[Material provided Boundary: Start]

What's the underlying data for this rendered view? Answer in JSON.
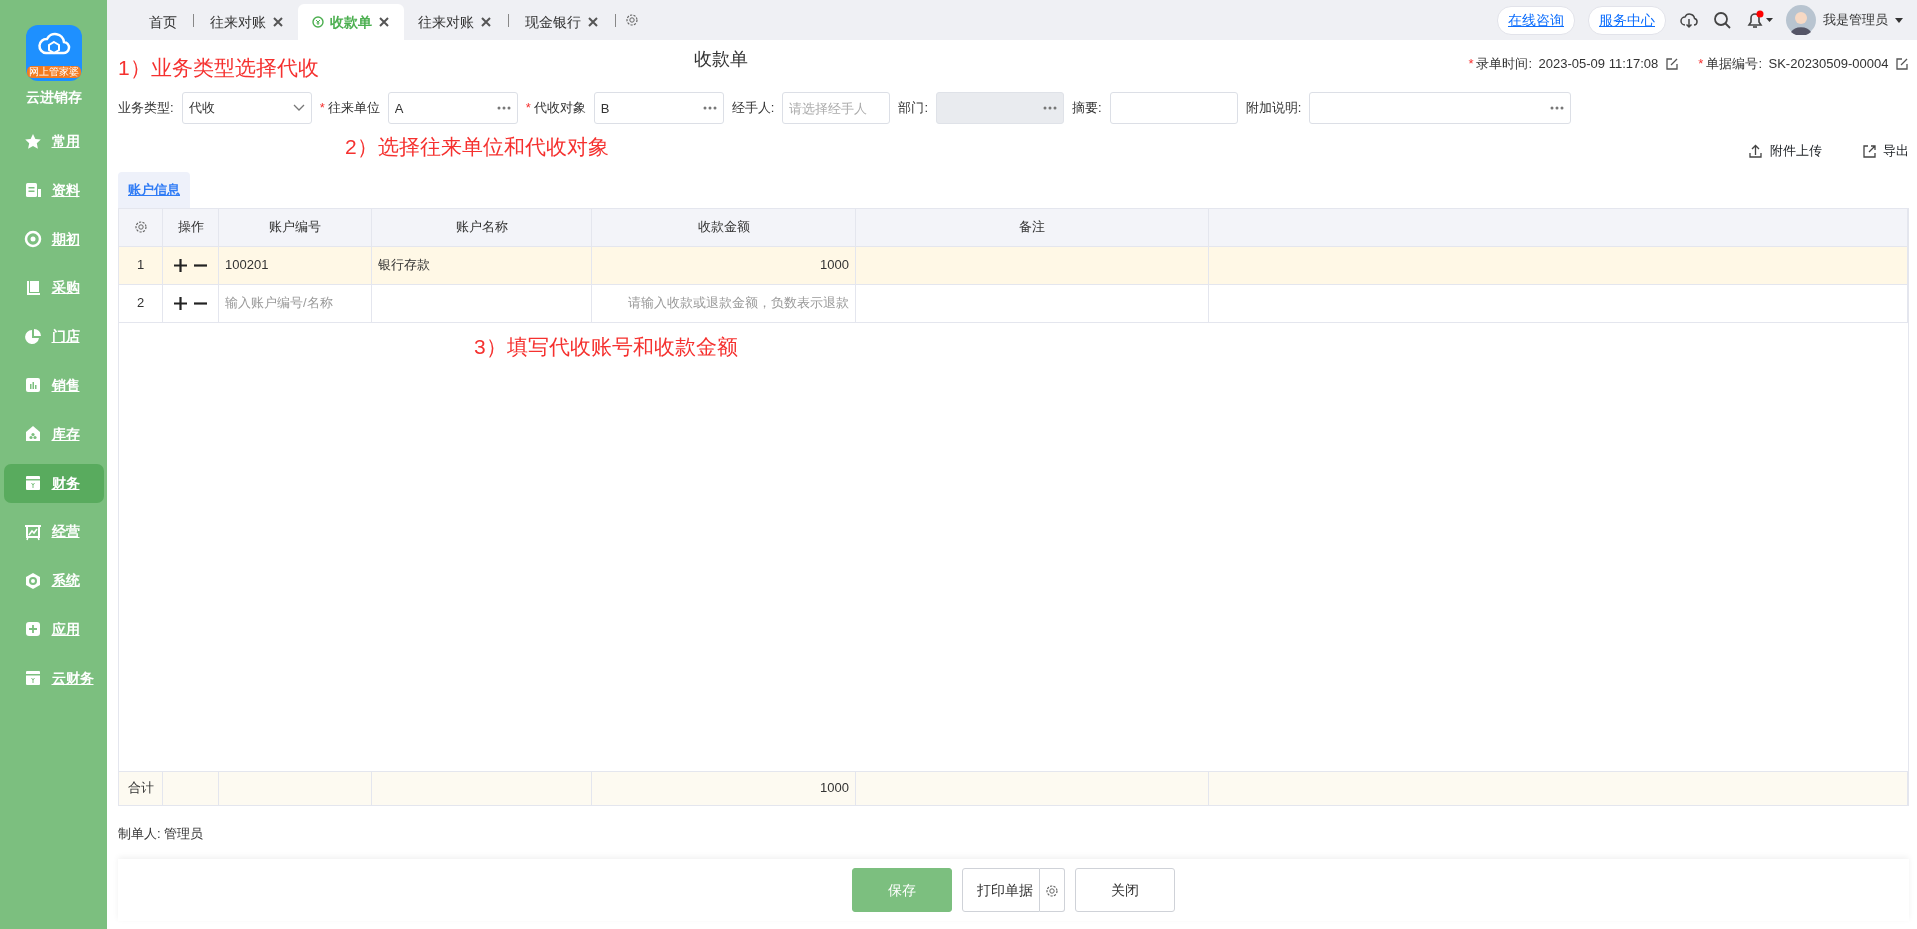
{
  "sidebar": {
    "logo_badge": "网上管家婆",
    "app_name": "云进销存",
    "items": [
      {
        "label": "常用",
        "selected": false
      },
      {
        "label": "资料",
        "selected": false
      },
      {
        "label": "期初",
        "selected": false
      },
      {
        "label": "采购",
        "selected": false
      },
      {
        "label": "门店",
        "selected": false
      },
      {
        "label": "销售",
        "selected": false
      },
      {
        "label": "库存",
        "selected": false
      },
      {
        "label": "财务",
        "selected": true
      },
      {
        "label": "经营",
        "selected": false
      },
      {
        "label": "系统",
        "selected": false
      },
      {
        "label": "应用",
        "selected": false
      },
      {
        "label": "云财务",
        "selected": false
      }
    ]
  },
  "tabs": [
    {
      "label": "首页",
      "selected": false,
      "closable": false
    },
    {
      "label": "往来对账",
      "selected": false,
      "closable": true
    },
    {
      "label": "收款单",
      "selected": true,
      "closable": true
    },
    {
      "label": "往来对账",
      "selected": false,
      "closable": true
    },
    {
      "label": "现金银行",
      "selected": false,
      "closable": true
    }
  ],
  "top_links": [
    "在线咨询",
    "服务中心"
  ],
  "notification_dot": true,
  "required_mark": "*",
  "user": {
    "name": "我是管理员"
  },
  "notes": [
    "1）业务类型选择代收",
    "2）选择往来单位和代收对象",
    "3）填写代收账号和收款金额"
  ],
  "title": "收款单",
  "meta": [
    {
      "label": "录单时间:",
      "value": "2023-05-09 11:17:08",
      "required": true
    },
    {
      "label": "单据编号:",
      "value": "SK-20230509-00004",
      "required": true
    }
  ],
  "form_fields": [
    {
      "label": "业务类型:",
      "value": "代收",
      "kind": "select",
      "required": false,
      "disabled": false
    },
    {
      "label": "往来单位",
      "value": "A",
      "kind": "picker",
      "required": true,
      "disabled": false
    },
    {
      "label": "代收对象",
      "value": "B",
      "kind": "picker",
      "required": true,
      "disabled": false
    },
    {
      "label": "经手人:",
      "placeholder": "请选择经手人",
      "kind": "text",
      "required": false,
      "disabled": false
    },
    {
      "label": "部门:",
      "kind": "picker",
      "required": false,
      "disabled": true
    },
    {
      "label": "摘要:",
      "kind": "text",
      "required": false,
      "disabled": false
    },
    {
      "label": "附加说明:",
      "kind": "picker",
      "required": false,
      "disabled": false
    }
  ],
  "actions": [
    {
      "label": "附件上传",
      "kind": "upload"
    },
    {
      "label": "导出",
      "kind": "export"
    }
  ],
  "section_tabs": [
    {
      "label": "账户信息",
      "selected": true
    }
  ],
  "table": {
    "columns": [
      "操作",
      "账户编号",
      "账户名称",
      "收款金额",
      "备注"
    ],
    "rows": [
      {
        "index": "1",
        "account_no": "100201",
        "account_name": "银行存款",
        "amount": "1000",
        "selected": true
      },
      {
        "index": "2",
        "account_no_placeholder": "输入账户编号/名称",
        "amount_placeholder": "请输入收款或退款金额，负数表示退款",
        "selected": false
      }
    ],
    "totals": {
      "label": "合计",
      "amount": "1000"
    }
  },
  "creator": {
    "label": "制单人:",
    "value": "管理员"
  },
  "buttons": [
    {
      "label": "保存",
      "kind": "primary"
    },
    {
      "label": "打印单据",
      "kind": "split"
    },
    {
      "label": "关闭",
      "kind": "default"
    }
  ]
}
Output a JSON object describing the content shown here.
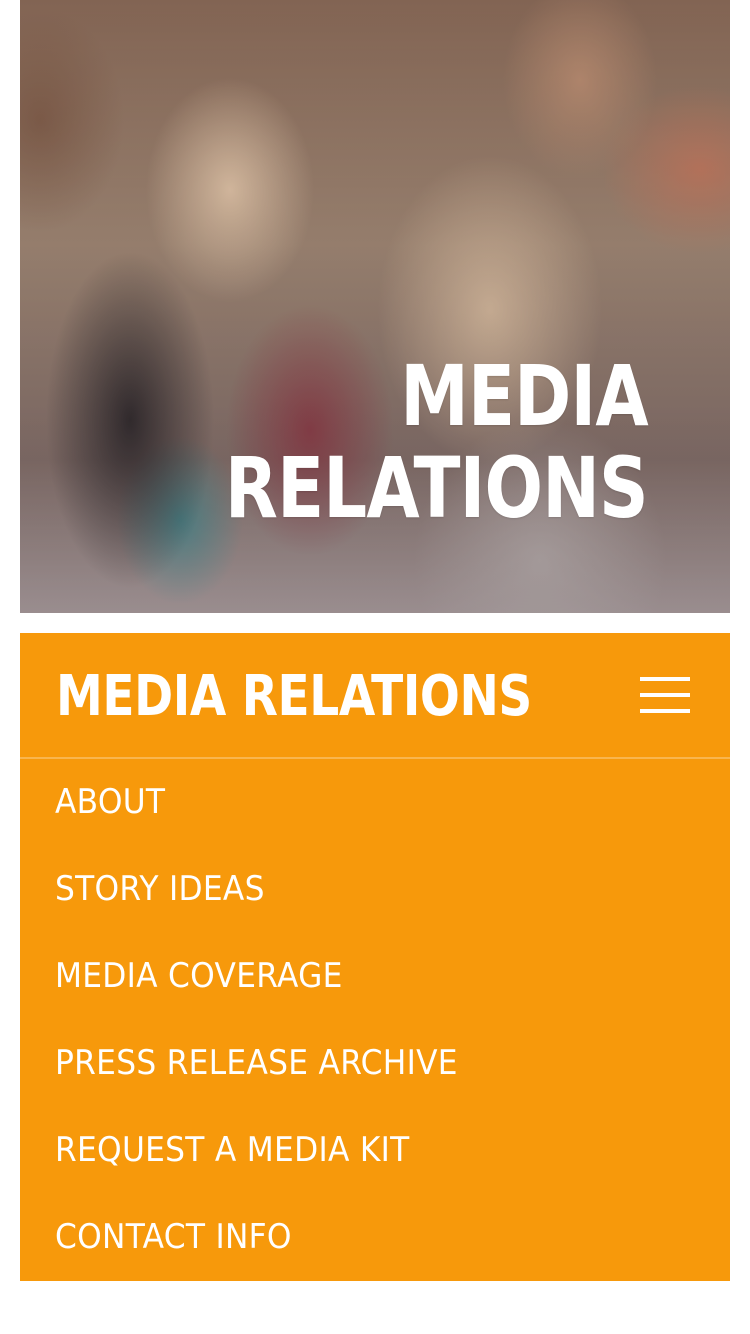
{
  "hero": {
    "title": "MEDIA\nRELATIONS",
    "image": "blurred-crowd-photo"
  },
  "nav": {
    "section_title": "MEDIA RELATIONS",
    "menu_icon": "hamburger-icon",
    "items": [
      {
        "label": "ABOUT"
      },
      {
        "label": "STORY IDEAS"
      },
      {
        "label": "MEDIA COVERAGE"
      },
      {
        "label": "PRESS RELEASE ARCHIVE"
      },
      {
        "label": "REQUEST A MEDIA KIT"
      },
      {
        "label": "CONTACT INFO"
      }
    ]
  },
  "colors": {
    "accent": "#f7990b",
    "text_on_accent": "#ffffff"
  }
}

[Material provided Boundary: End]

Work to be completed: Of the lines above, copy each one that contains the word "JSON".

Finished exercise:
What's the underlying data for this rendered view? Answer in JSON.
Output a JSON object describing the content shown here.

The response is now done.